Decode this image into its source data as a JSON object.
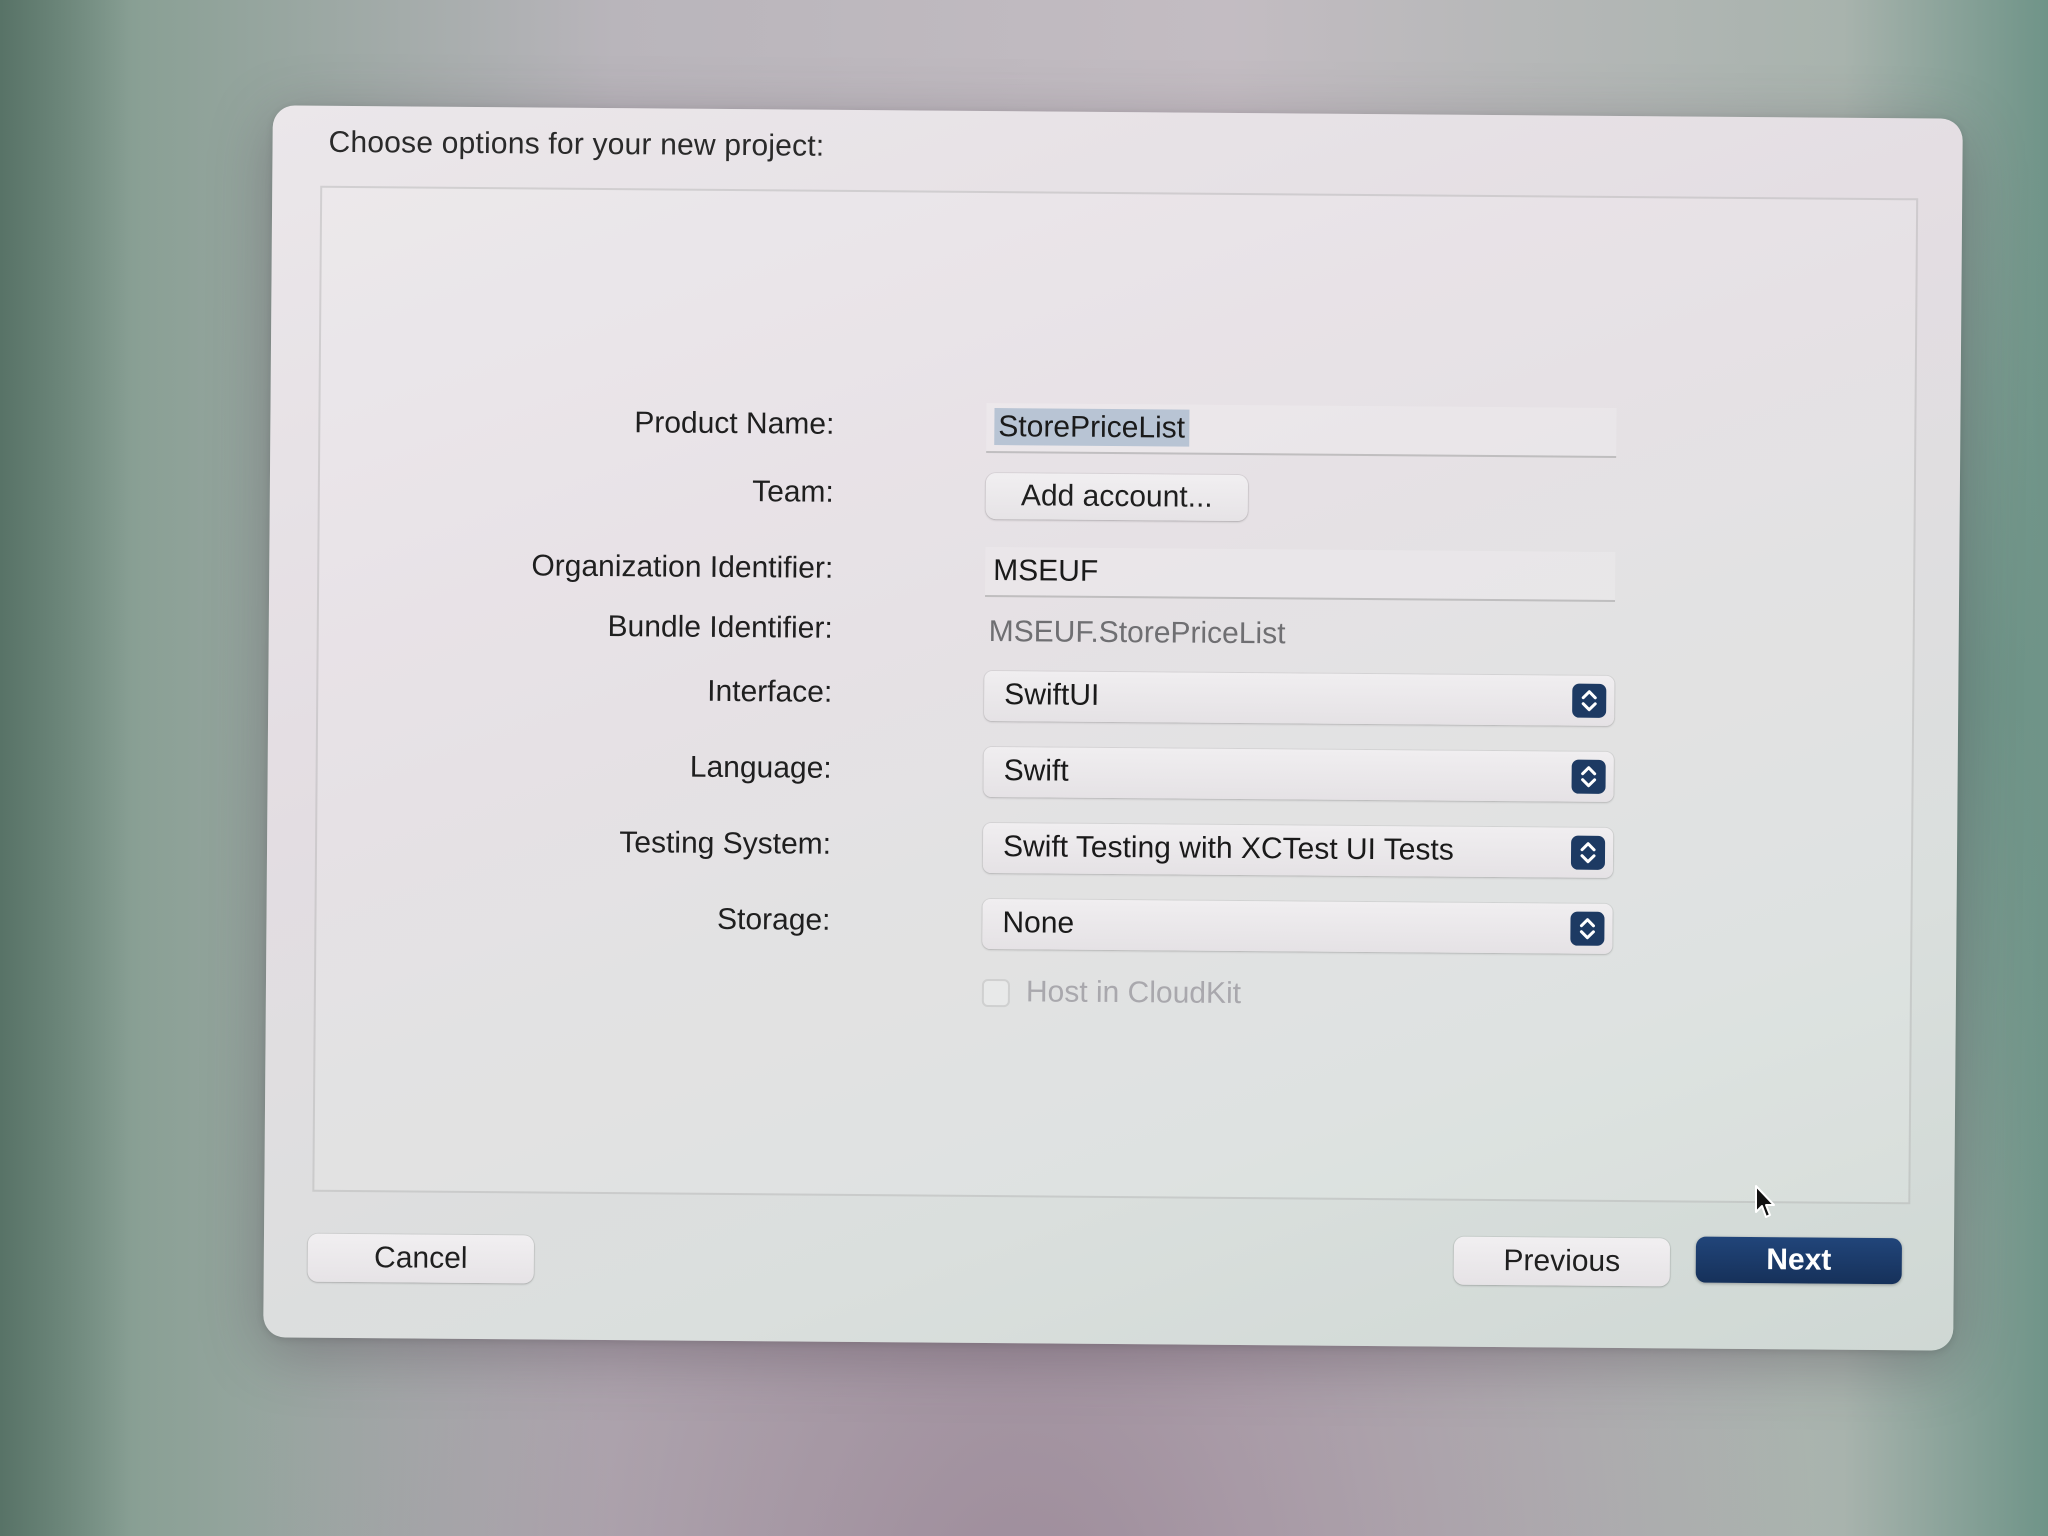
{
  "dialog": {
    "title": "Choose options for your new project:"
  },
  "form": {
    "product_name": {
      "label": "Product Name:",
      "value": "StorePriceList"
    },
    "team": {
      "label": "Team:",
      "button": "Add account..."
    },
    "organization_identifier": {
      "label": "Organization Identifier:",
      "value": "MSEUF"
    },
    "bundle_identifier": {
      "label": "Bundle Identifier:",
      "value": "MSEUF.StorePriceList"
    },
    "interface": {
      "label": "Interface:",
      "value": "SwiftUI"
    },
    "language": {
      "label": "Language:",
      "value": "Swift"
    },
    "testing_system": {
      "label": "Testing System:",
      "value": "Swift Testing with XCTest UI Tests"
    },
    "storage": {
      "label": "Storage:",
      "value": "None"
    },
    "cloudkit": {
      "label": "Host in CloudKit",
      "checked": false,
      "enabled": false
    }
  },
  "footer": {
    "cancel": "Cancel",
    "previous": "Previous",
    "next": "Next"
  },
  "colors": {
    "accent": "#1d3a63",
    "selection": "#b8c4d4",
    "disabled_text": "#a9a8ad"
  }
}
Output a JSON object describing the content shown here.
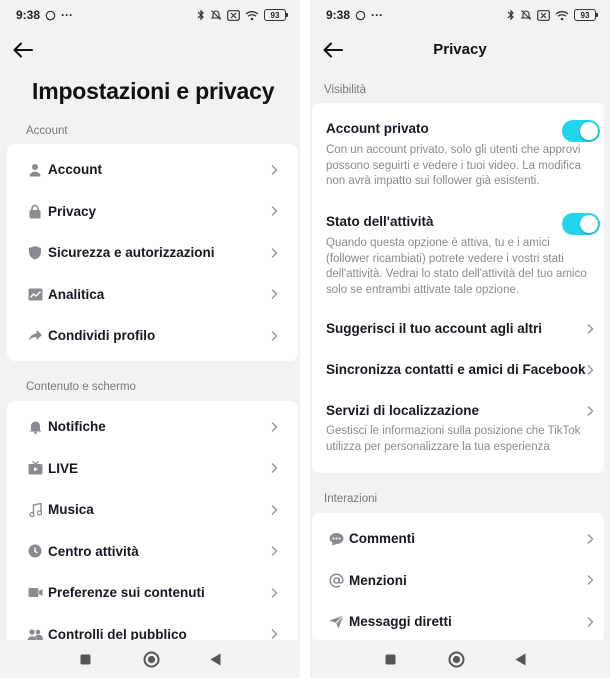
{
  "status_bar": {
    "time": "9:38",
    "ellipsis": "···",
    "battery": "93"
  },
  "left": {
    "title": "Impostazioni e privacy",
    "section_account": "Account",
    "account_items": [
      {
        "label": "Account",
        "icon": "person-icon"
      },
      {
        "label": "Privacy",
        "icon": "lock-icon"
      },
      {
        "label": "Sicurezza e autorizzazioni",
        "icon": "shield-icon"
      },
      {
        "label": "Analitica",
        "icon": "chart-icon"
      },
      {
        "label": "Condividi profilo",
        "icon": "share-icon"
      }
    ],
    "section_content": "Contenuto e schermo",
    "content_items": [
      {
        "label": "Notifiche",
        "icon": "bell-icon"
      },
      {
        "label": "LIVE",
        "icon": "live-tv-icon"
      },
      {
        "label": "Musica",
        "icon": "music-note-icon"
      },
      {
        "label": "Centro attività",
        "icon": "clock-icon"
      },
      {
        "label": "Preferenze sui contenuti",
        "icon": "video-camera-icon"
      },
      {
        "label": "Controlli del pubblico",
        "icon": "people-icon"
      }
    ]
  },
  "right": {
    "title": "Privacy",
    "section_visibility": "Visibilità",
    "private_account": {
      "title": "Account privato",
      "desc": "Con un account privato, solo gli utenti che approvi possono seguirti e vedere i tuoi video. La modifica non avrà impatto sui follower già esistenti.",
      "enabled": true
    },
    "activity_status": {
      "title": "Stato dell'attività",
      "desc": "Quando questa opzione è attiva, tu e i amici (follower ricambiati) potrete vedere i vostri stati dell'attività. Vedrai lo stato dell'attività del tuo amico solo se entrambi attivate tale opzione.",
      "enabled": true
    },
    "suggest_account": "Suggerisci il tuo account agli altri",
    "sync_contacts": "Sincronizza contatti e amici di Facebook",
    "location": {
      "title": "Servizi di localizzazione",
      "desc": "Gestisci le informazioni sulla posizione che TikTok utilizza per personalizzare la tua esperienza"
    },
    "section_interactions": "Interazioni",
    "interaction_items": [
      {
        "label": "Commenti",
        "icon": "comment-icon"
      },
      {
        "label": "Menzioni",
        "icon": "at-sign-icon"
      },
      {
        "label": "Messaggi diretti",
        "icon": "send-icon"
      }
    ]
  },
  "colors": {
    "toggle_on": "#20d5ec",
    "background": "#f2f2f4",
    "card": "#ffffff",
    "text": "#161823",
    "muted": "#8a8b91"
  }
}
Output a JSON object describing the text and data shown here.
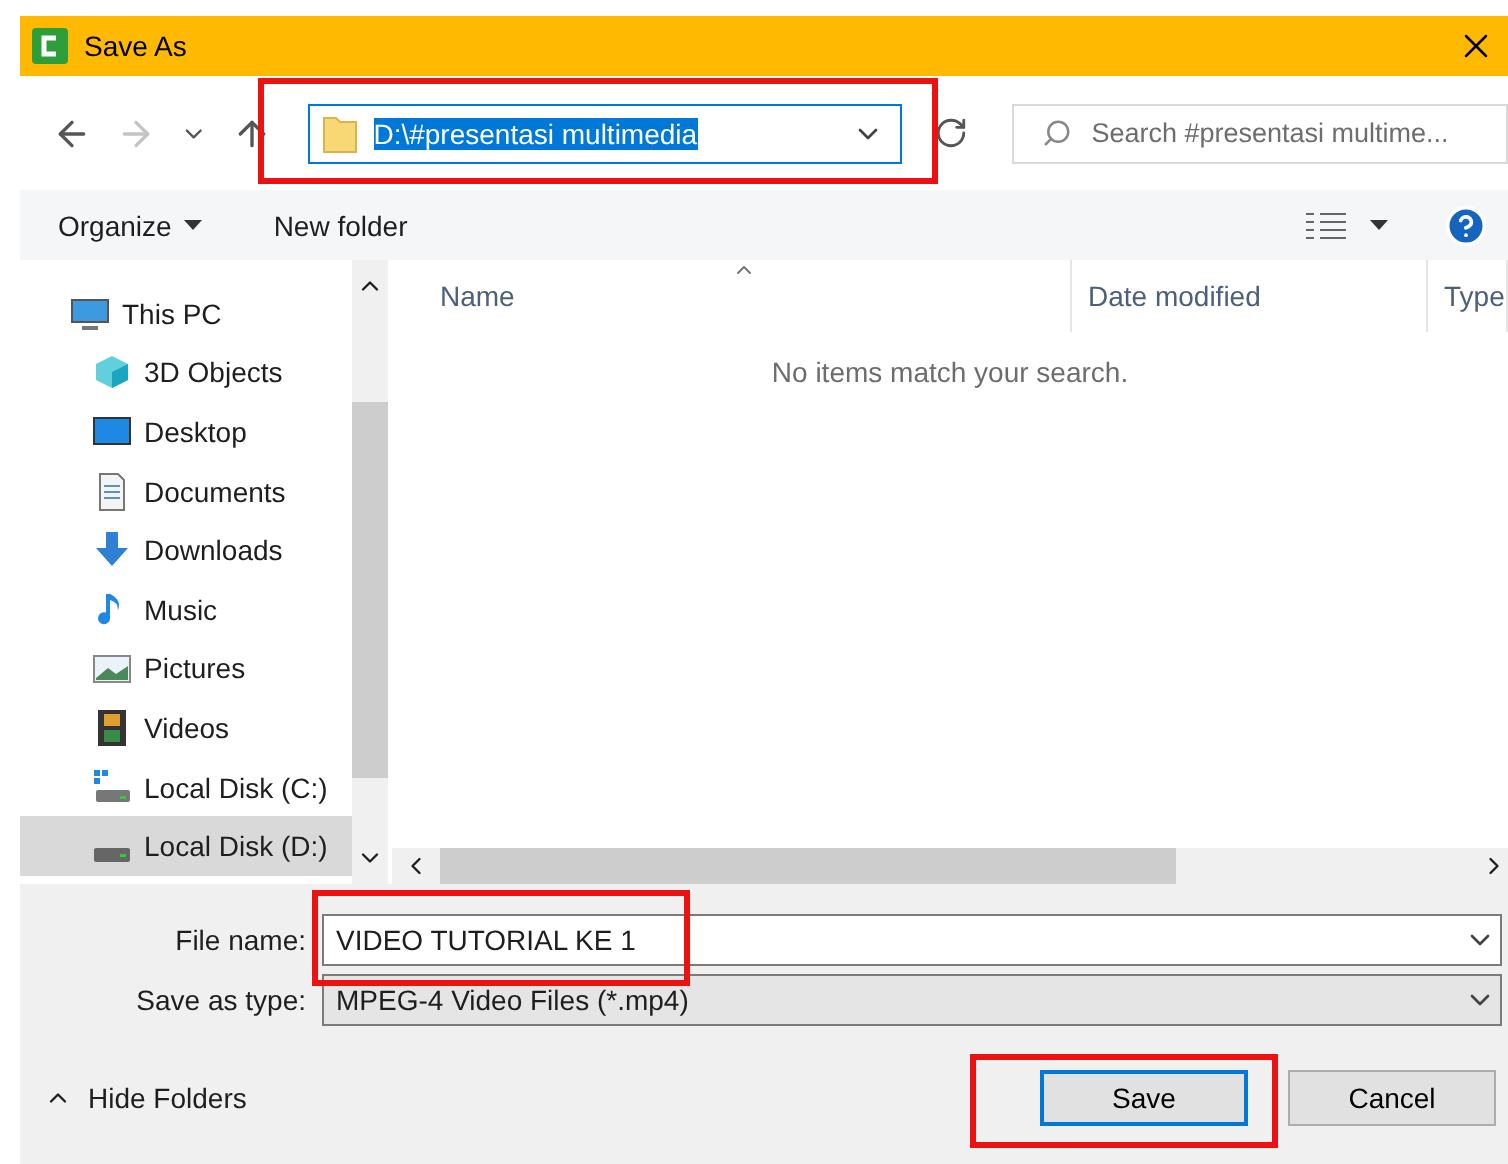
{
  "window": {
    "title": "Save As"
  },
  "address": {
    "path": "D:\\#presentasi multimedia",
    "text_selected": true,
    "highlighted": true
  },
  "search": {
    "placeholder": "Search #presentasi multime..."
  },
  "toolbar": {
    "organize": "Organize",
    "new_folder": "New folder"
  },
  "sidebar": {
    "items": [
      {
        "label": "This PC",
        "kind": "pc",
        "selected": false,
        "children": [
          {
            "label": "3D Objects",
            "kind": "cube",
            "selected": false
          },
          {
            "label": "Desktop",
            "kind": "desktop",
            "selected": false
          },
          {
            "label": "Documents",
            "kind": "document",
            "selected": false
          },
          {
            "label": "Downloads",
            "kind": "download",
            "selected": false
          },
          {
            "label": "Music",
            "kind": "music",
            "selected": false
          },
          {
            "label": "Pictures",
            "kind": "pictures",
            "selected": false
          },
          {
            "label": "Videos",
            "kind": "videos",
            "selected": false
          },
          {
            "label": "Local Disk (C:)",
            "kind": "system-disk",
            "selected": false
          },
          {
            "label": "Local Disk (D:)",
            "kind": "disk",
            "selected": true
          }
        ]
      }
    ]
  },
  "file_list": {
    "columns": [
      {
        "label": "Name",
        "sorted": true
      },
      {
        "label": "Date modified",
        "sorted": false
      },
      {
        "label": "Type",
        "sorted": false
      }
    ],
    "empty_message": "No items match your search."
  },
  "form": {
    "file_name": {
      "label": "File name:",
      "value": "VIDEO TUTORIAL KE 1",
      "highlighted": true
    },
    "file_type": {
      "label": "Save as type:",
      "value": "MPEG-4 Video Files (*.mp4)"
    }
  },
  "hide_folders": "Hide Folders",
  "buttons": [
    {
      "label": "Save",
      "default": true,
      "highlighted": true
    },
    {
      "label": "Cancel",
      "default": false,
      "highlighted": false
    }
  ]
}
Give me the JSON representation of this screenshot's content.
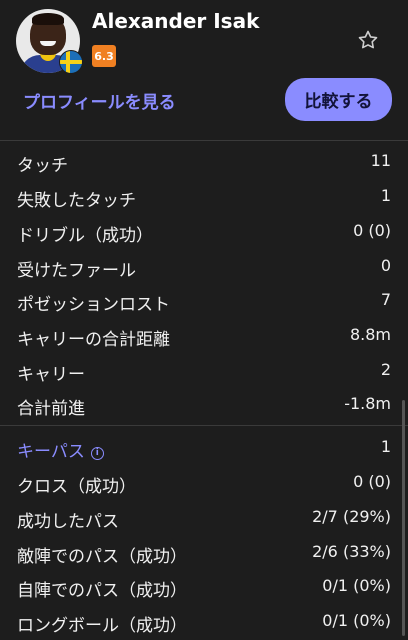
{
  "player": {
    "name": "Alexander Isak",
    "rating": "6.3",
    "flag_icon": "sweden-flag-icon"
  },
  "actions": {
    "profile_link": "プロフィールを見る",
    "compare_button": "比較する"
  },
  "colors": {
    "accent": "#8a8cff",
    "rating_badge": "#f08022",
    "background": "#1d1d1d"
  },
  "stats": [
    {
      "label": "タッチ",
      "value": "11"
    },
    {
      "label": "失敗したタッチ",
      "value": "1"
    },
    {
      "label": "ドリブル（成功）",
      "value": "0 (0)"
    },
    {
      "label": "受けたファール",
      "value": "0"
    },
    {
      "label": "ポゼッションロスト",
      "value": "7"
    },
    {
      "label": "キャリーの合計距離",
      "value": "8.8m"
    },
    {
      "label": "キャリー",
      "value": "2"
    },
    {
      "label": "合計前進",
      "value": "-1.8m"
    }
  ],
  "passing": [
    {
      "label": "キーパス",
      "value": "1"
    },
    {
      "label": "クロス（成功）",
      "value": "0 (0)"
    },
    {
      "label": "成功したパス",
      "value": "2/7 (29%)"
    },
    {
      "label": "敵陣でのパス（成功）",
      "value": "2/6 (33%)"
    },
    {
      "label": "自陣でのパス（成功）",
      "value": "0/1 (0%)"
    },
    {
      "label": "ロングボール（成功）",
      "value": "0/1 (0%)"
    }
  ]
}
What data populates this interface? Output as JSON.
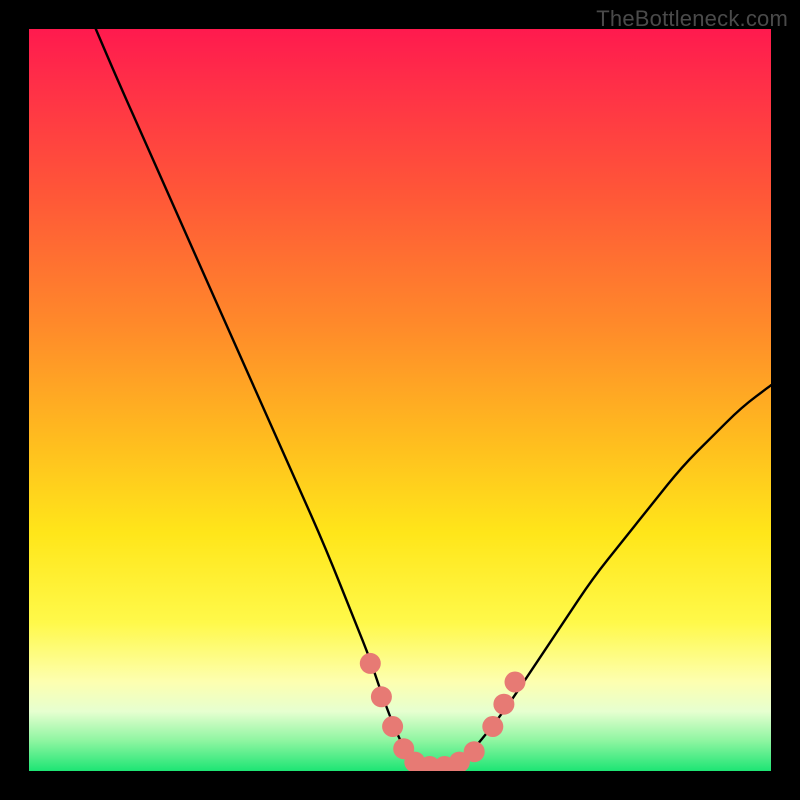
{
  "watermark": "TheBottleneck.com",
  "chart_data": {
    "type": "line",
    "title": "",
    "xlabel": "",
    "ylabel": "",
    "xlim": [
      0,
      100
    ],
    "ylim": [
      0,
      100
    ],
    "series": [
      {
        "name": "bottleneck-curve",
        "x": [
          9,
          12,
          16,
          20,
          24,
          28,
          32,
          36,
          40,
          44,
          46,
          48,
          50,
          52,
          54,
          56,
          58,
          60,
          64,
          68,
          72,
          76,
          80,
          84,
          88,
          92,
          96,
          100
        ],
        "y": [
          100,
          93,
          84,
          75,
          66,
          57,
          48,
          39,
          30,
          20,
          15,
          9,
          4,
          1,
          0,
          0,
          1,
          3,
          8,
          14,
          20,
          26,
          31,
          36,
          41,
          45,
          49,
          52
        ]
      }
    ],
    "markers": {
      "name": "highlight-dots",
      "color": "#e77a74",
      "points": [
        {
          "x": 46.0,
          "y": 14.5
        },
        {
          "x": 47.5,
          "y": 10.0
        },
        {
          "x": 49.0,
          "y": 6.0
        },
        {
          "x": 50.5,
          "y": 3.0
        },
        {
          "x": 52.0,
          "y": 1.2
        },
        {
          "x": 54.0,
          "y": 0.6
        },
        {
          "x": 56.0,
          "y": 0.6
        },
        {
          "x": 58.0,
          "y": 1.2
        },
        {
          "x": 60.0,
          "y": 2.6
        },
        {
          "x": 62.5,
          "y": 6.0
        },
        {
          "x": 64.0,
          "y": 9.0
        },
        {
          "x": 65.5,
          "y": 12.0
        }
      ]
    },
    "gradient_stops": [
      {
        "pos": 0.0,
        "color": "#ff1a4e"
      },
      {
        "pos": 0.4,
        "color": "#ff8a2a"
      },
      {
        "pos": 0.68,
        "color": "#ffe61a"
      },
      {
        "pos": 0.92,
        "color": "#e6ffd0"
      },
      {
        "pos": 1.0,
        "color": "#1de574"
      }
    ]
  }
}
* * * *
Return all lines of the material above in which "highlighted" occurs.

    "highlighted": true
      "highlighted": true
      "highlighted": true
      "highlighted": false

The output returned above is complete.